Only those physically living in the United States can use Adjustment Of Status (AOS) instead of consular processing.
Applicants living outside the United States have to use consular processing to apply for a green card. Applying through consular processing means waiting in your home country while your green card application is processed. This process may take several months to years depending on the immigrant visa category.
The USCIS advises against coming to the U.S. to file an AOS application in place of using consular processing and few U.S. visas allow you to enter the country to adjust your status. It’s important to note that doing so may qualify as visa fraud and can bar you from being eligible for a green card.
You must already qualify for a green card — through marriage, employment, or another means — and have filed the relevant petition (such as Form I-130 for marriage green cards) in order to apply through consular processing. Once your petition is successful and a green card is available for you, you’ll be able to initiate consular processing. Your priority date will indicate you when you can apply.
We’ve broken the process down into steps so it’s easier to understand!
1. Have your sponsor file the appropriate petition for your green card category, such as the I-130 form, with U.S. Citizenship and Immigration Services (USCIS).
2. Wait for USCIS to approve your petition. This can take anywhere from between a few months, to a year or more.
3. Once your petition is approved, ensure a green card is available for you. If you’re the immediate relative of a U.S. citizen(that is spouse, parents and children under 21), your visa will be available immediately, but other green card applicants may be due for long delays. The visa bulletin published monthly by the US Department of State can tell you more.
4. When a visa becomes available, the USCIS will forward your petition to the National Visa Center (NVC) for further processing.
5. The NVC will let you know when to pay fees and provide documentation for your application. You must fill and submit Form DS-260.
6. Your nearest U.S. embassy or consulate will contact you through the National Visa Center to arrange an in-person interview.
7. You will need to see a USCIS-approved doctor for a medical exam before your interview. Check your US consulate or embassy website for details. You may only use an approved doctor.
8. Bring your passport and original documentation to the interview. When you arrive, a consular officer will place you under oath and ask questions about your application. They may collect your passport, but you’ll get it back later.
9. The consular officer will decide whether to grant your application. You may be informed right then, or hear back later. Decisions are usually made within a week, unless further checks are required.
10. Following approval, you will receive a visa allowing you to travel to the United States, along with a sealed envelope containing your file. Don’t open this envelope — it should only be unsealed by a U.S. officer at an official port of entry.
11. Your travel visa will be valid for 6 months from the date of your medical examination. Upon entry to the United States, you will be processed by a U.S. border officer who will open the sealed envelope and formally admit you into the country.

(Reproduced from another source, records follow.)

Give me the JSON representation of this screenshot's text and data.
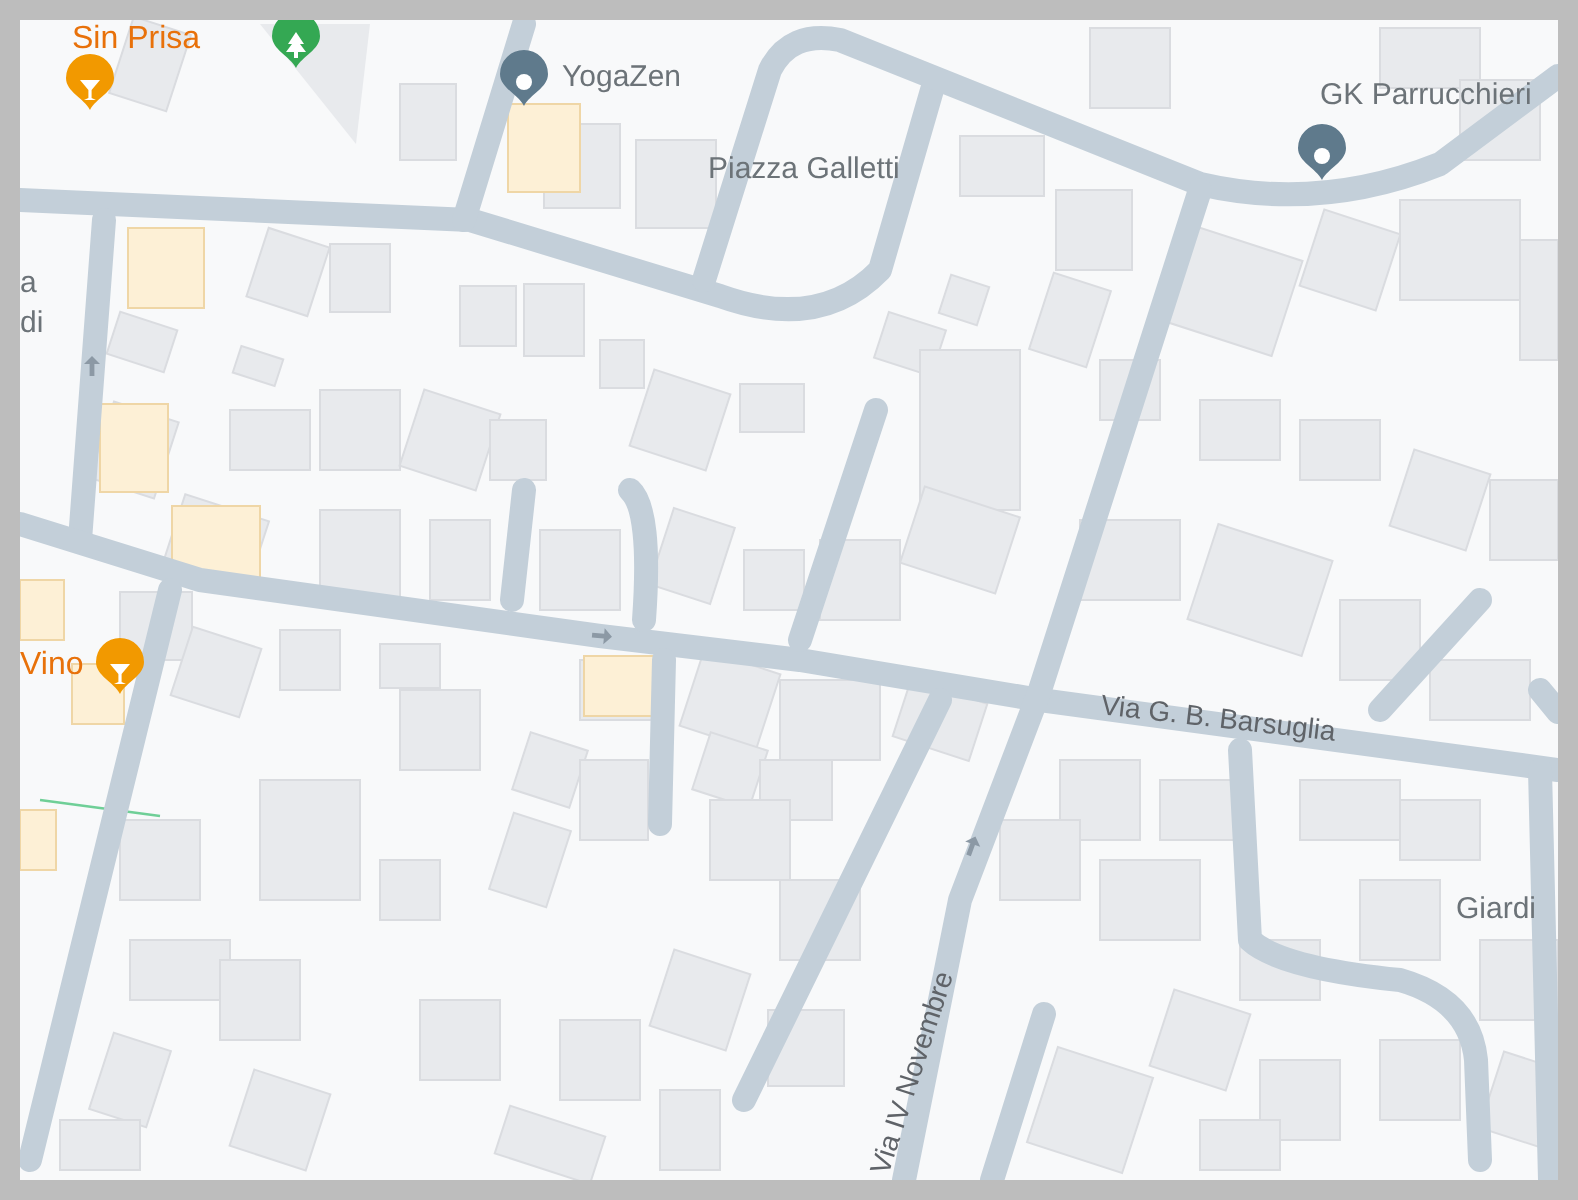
{
  "map": {
    "labels": [
      {
        "kind": "bar",
        "text": "Sin Prisa"
      },
      {
        "kind": "place",
        "text": "YogaZen"
      },
      {
        "kind": "place",
        "text": "Piazza Galletti"
      },
      {
        "kind": "place",
        "text": "GK Parrucchieri"
      },
      {
        "kind": "place",
        "text": "a"
      },
      {
        "kind": "place",
        "text": "di"
      },
      {
        "kind": "bar",
        "text": "Vino"
      },
      {
        "kind": "street",
        "text": "Via G. B. Barsuglia"
      },
      {
        "kind": "street",
        "text": "Via IV Novembre"
      },
      {
        "kind": "place",
        "text": "Giardi"
      }
    ],
    "pins": [
      {
        "kind": "bar"
      },
      {
        "kind": "park"
      },
      {
        "kind": "place"
      },
      {
        "kind": "place"
      },
      {
        "kind": "bar"
      }
    ]
  }
}
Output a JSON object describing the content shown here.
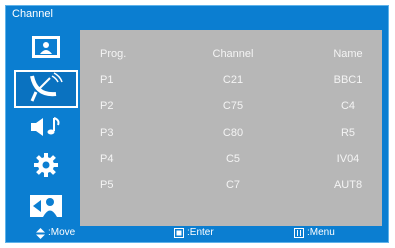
{
  "title": "Channel",
  "sidebar": {
    "items": [
      {
        "icon": "picture-icon",
        "active": false
      },
      {
        "icon": "satellite-dish-icon",
        "active": true
      },
      {
        "icon": "speaker-music-icon",
        "active": false
      },
      {
        "icon": "gear-icon",
        "active": false
      },
      {
        "icon": "person-icon",
        "active": false
      }
    ]
  },
  "table": {
    "headers": {
      "prog": "Prog.",
      "channel": "Channel",
      "name": "Name"
    },
    "rows": [
      {
        "prog": "P1",
        "channel": "C21",
        "name": "BBC1"
      },
      {
        "prog": "P2",
        "channel": "C75",
        "name": "C4"
      },
      {
        "prog": "P3",
        "channel": "C80",
        "name": "R5"
      },
      {
        "prog": "P4",
        "channel": "C5",
        "name": "IV04"
      },
      {
        "prog": "P5",
        "channel": "C7",
        "name": "AUT8"
      }
    ]
  },
  "footer": {
    "move": ":Move",
    "enter": ":Enter",
    "menu": ":Menu"
  },
  "colors": {
    "background": "#0b7ed1",
    "panel": "#b7b7b7",
    "text": "#ffffff"
  }
}
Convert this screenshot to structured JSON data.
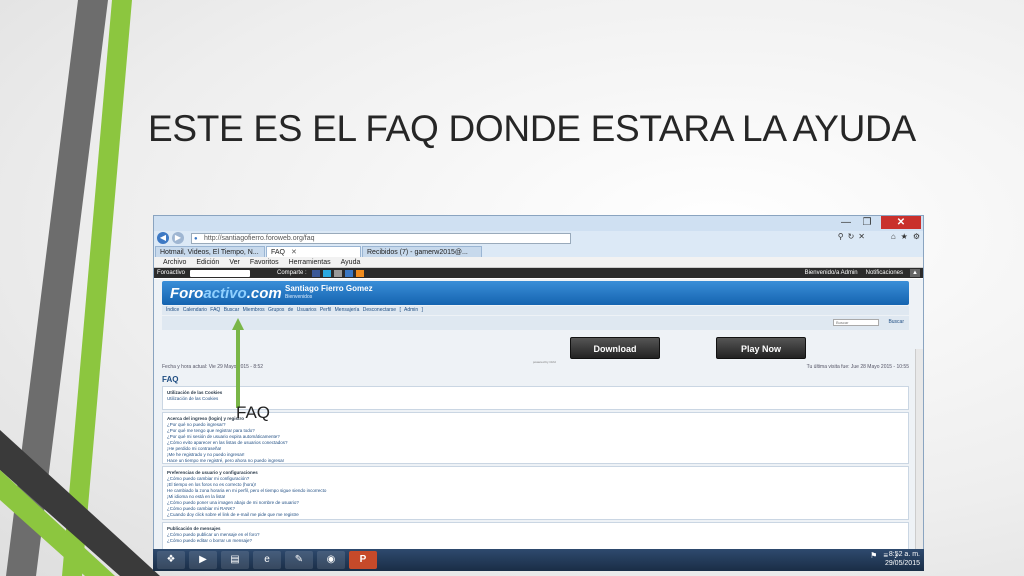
{
  "slide": {
    "title": "ESTE ES EL FAQ DONDE ESTARA LA AYUDA"
  },
  "browser": {
    "url": "http://santiagofierro.foroweb.org/faq",
    "tabs": [
      {
        "label": "Hotmail, Videos, El Tiempo, N..."
      },
      {
        "label": "FAQ"
      },
      {
        "label": "Recibidos (7) - gamerw2015@..."
      }
    ],
    "menu": [
      "Archivo",
      "Edición",
      "Ver",
      "Favoritos",
      "Herramientas",
      "Ayuda"
    ],
    "forumbar": {
      "brand": "Foroactivo",
      "share": "Comparte :",
      "welcome": "Bienvenido/a Admin",
      "notifications": "Notificaciones"
    }
  },
  "forum": {
    "logo_a": "Foro",
    "logo_b": "activo",
    "logo_c": ".com",
    "site_name": "Santiago Fierro Gomez",
    "site_sub": "Bienvenidos",
    "nav": "Índice Calendario FAQ Buscar Miembros Grupos de Usuarios Perfil Mensajería Desconectarse [ Admin ]",
    "search_placeholder": "Buscar",
    "search_button": "Buscar",
    "download": "Download",
    "play_now": "Play Now",
    "powered": "powered by Ctrld",
    "date": "Fecha y hora actual: Vie 29 Mayo 2015 - 8:52",
    "last_visit": "Tu última visita fue: Jue 28 Mayo 2015 - 10:55",
    "faq_heading": "FAQ",
    "panels": [
      {
        "head": "Utilización de las Cookies",
        "lines": [
          "Utilización de las Cookies"
        ]
      },
      {
        "head": "Acerca del ingreso (login) y registro",
        "lines": [
          "¿Por qué no puedo ingresar?",
          "¿Por qué me tengo que registrar para todo?",
          "¿Por qué mi sesión de usuario expira automáticamente?",
          "¿Cómo evito aparecer en las listas de usuarios conectados?",
          "¡He perdido mi contraseña!",
          "¡Me he registrado y no puedo ingresar!",
          "Hace un tiempo me registré, pero ahora no puedo ingresar"
        ]
      },
      {
        "head": "Preferencias de usuario y configuraciones",
        "lines": [
          "¿Cómo puedo cambiar mi configuración?",
          "¡El tiempo en los foros no es correcto (hora)!",
          "He cambiado la zona horaria en mi perfil, pero el tiempo sigue siendo incorrecto",
          "¡Mi idioma no está en la lista!",
          "¿Cómo puedo poner una imagen abajo de mi nombre de usuario?",
          "¿Cómo puedo cambiar mi RANK?",
          "¿Cuando doy click sobre el link de e-mail me pide que me registre"
        ]
      },
      {
        "head": "Publicación de mensajes",
        "lines": [
          "¿Cómo puedo publicar un mensaje en el foro?",
          "¿Cómo puedo editar o borrar un mensaje?"
        ]
      }
    ]
  },
  "taskbar": {
    "clock_time": "8:52 a. m.",
    "clock_date": "29/05/2015"
  },
  "annotation": {
    "label": "FAQ"
  },
  "colors": {
    "accent_green": "#8cc63f",
    "deco_gray": "#6d6d6d",
    "forum_blue": "#1564b0"
  }
}
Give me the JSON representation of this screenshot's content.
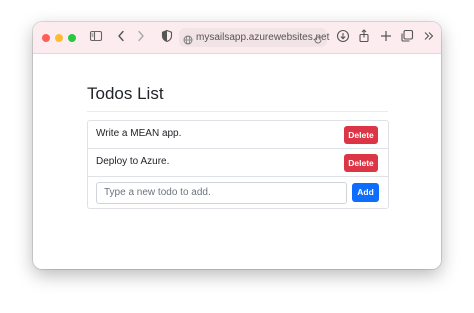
{
  "browser": {
    "url": "mysailsapp.azurewebsites.net",
    "colors": {
      "toolbar": "#fcecef",
      "close": "#ff5f57",
      "minimize": "#febc2e",
      "zoom": "#28c840"
    },
    "icons": [
      "sidebar-icon",
      "back-icon",
      "forward-icon",
      "shield-icon",
      "globe-icon",
      "reload-icon",
      "download-icon",
      "share-icon",
      "new-tab-icon",
      "tabs-overview-icon",
      "more-icon"
    ]
  },
  "page": {
    "title": "Todos List",
    "todos": [
      {
        "text": "Write a MEAN app.",
        "delete_label": "Delete"
      },
      {
        "text": "Deploy to Azure.",
        "delete_label": "Delete"
      }
    ],
    "input": {
      "placeholder": "Type a new todo to add.",
      "value": ""
    },
    "add_label": "Add",
    "colors": {
      "delete": "#dc3545",
      "add": "#0d6efd"
    }
  }
}
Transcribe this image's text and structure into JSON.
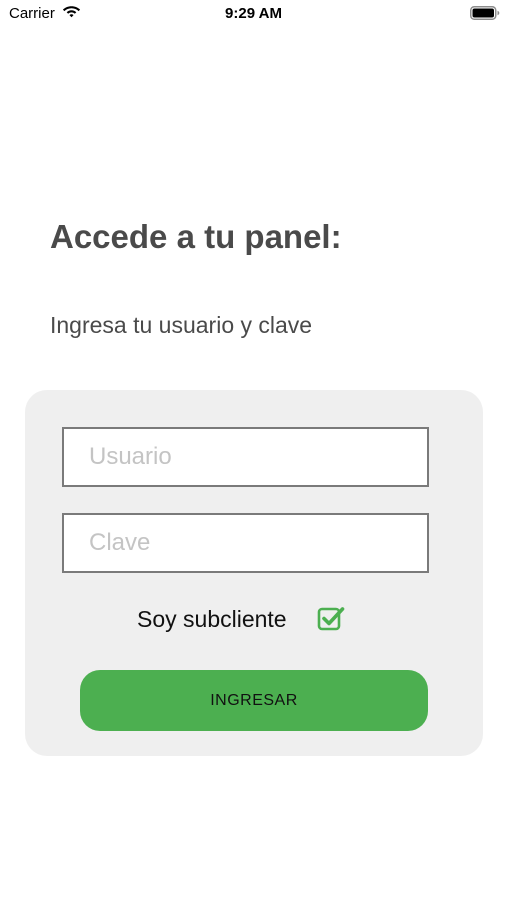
{
  "status_bar": {
    "carrier": "Carrier",
    "time": "9:29 AM",
    "wifi_icon": "wifi-icon",
    "battery_icon": "battery-icon"
  },
  "header": {
    "title": "Accede a tu panel:",
    "subtitle": "Ingresa tu usuario y clave"
  },
  "form": {
    "username": {
      "value": "",
      "placeholder": "Usuario"
    },
    "password": {
      "value": "",
      "placeholder": "Clave"
    },
    "subclient": {
      "label": "Soy subcliente",
      "checked": true,
      "icon": "checkbox-checked-icon"
    },
    "submit_label": "INGRESAR"
  },
  "colors": {
    "accent": "#4caf50",
    "card_background": "#efefef",
    "text_dark": "#4a4a4a",
    "field_border": "#7a7a7a",
    "placeholder": "#c4c4c4"
  }
}
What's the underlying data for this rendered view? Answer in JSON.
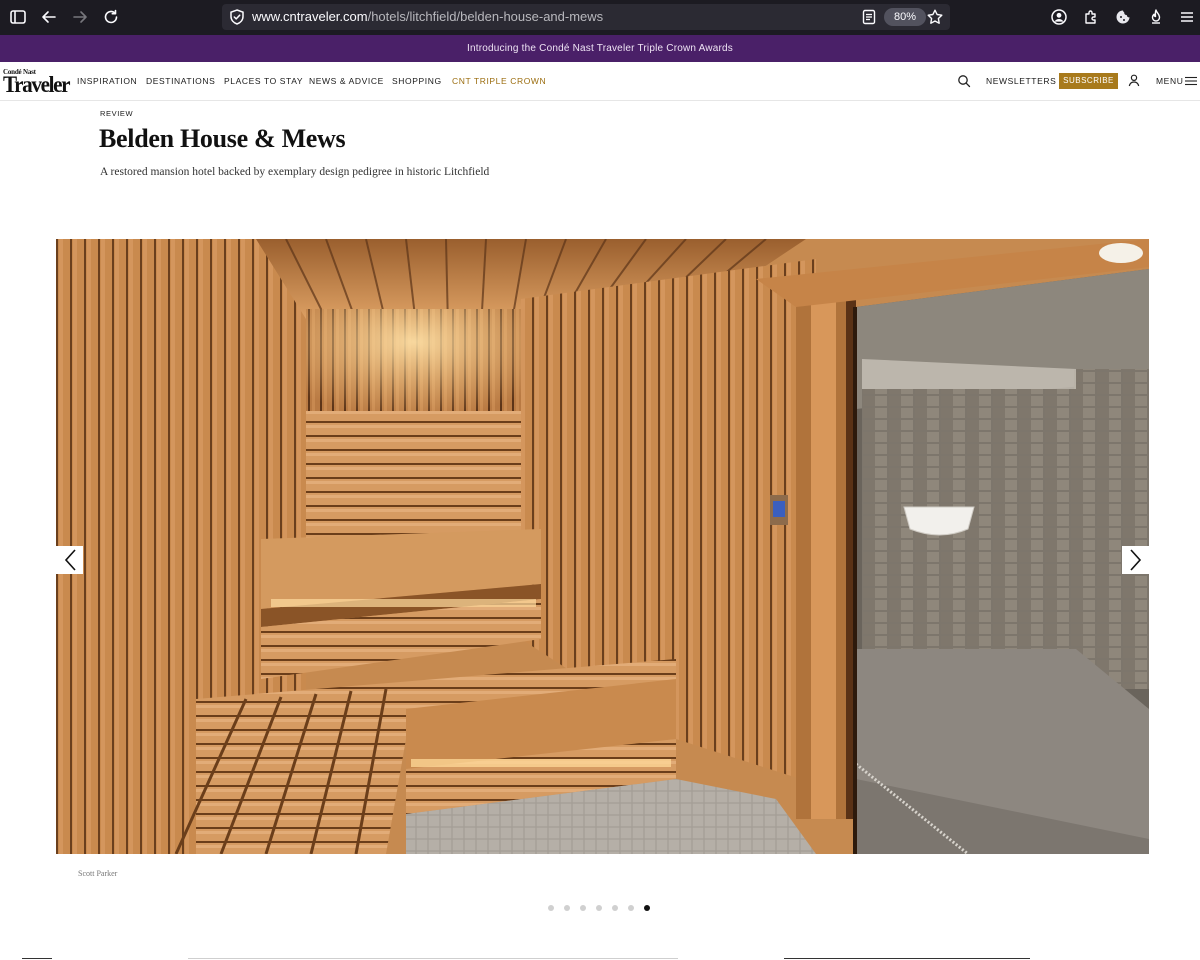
{
  "browser": {
    "url_host": "www.cntraveler.com",
    "url_path": "/hotels/litchfield/belden-house-and-mews",
    "zoom": "80%"
  },
  "promo": {
    "text": "Introducing the Condé Nast Traveler Triple Crown Awards"
  },
  "site": {
    "logo_small": "Condé Nast",
    "logo_big": "Traveler",
    "nav": [
      {
        "label": "INSPIRATION"
      },
      {
        "label": "DESTINATIONS"
      },
      {
        "label": "PLACES TO STAY"
      },
      {
        "label": "NEWS & ADVICE"
      },
      {
        "label": "SHOPPING"
      },
      {
        "label": "CNT TRIPLE CROWN"
      }
    ],
    "newsletters": "NEWSLETTERS",
    "subscribe": "SUBSCRIBE",
    "menu": "MENU"
  },
  "article": {
    "tag": "REVIEW",
    "title": "Belden House & Mews",
    "dek": "A restored mansion hotel backed by exemplary design pedigree in historic Litchfield"
  },
  "gallery": {
    "credit": "Scott Parker",
    "slide_count": 7,
    "active_index": 7
  },
  "colors": {
    "promo_bg": "#4a2068",
    "accent_gold": "#a87a1c",
    "browser_bg": "#1c1b22"
  }
}
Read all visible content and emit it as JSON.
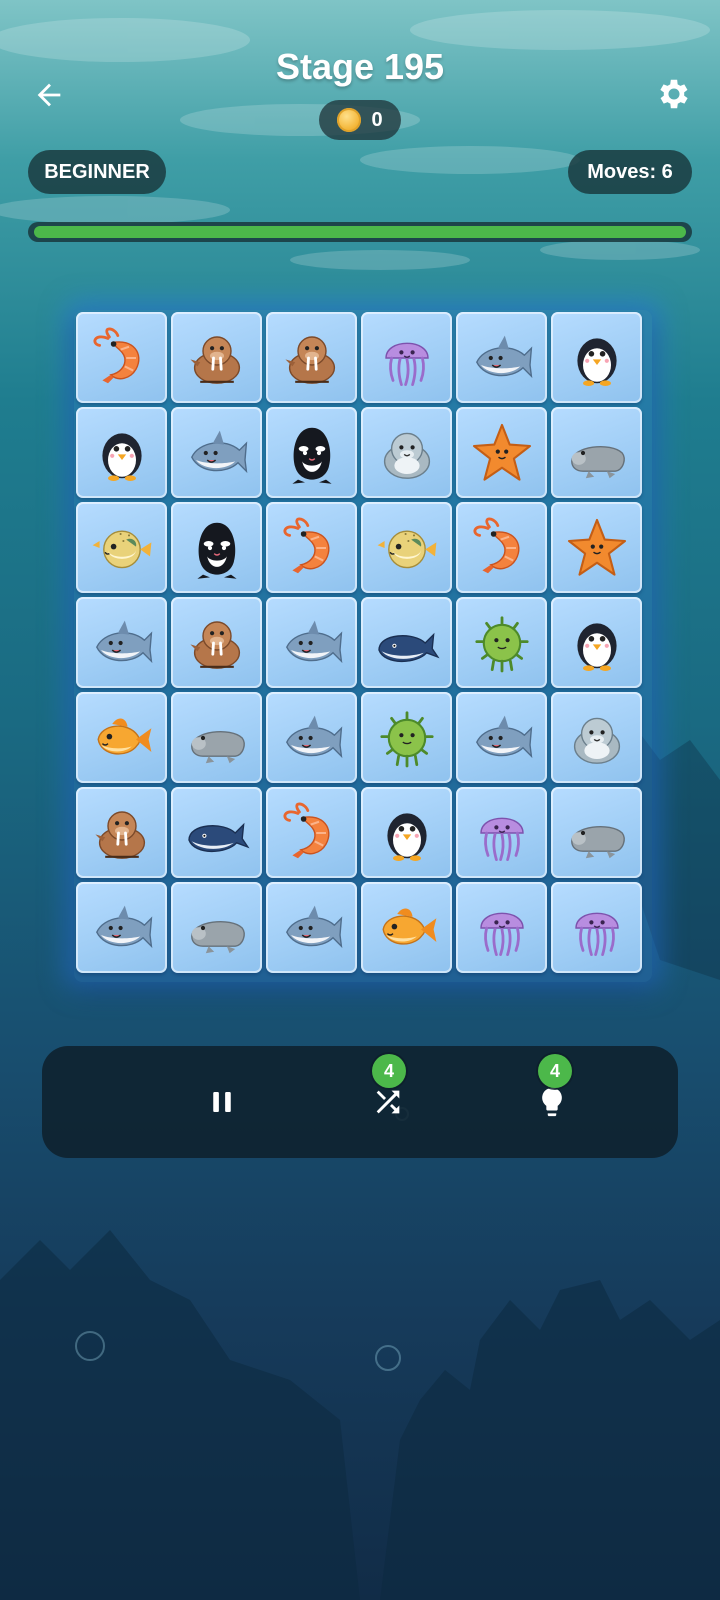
{
  "header": {
    "title": "Stage 195",
    "coins": "0",
    "difficulty": "BEGINNER",
    "moves_text": "Moves: 6",
    "progress": 1.0
  },
  "icons": {
    "back": "arrow-left-icon",
    "settings": "gear-icon",
    "coin": "coin-icon",
    "pause": "pause-icon",
    "shuffle": "shuffle-icon",
    "hint": "lightbulb-icon"
  },
  "board": {
    "rows": 7,
    "cols": 6,
    "tiles": [
      [
        "shrimp",
        "walrus",
        "walrus",
        "jellyfish",
        "shark",
        "penguin"
      ],
      [
        "penguin",
        "shark",
        "orca",
        "seal",
        "starfish",
        "manatee"
      ],
      [
        "pufferfish",
        "orca",
        "shrimp",
        "pufferfish",
        "shrimp",
        "starfish"
      ],
      [
        "shark",
        "walrus",
        "shark",
        "whale",
        "sea-urchin",
        "penguin"
      ],
      [
        "goldfish",
        "manatee",
        "shark",
        "sea-urchin",
        "shark",
        "seal"
      ],
      [
        "walrus",
        "whale",
        "shrimp",
        "penguin",
        "jellyfish",
        "manatee"
      ],
      [
        "shark",
        "manatee",
        "shark",
        "goldfish",
        "jellyfish",
        "jellyfish"
      ]
    ]
  },
  "toolbar": {
    "shuffle_count": "4",
    "hint_count": "4"
  },
  "colors": {
    "progress_fill": "#4cb84a",
    "badge": "#4cb84a",
    "tile": "#a6d2f8"
  }
}
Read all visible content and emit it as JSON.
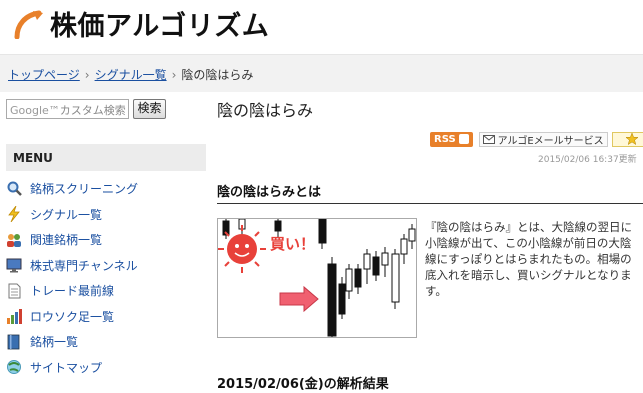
{
  "site": {
    "title": "株価アルゴリズム"
  },
  "breadcrumb": {
    "items": [
      "トップページ",
      "シグナル一覧"
    ],
    "separator": "›",
    "current": "陰の陰はらみ"
  },
  "search": {
    "placeholder_prefix": "Google™",
    "placeholder": "カスタム検索",
    "button_label": "検索"
  },
  "sidebar": {
    "menu_title": "MENU",
    "items": [
      {
        "label": "銘柄スクリーニング",
        "icon": "magnifier-icon"
      },
      {
        "label": "シグナル一覧",
        "icon": "lightning-icon"
      },
      {
        "label": "関連銘柄一覧",
        "icon": "people-icon"
      },
      {
        "label": "株式専門チャンネル",
        "icon": "monitor-icon"
      },
      {
        "label": "トレード最前線",
        "icon": "document-icon"
      },
      {
        "label": "ロウソク足一覧",
        "icon": "bar-chart-icon"
      },
      {
        "label": "銘柄一覧",
        "icon": "book-icon"
      },
      {
        "label": "サイトマップ",
        "icon": "sitemap-icon"
      }
    ]
  },
  "main": {
    "title": "陰の陰はらみ",
    "share": {
      "rss_label": "RSS",
      "mail_label": "アルゴEメールサービス"
    },
    "date_stamp": "2015/02/06 16:37更新",
    "section_title": "陰の陰はらみとは",
    "chart_caption": "買い！",
    "description_lines": [
      "『陰の陰はらみ』とは、大陰線の翌日に",
      "小陰線が出て、この小陰線が前日の大陰",
      "線にすっぽりとはらまれたもの。相場の",
      "底入れを暗示し、買いシグナルとなりま",
      "す。"
    ],
    "result_title": "2015/02/06(金)の解析結果"
  },
  "colors": {
    "accent_orange": "#e8802a",
    "link_blue": "#1a4fa0",
    "sun_red": "#e8413a",
    "arrow_pink": "#f06070"
  }
}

12. On arrival the U.S. border officer will stamp your passport with a temporary green card. This will be valid for travel in and out of the United States for up to 12 months. During that time, USCIS will have your physical green card sent to your U.S. address.
Updates on your green card application can be viewed by entering your case number on the USCIS website.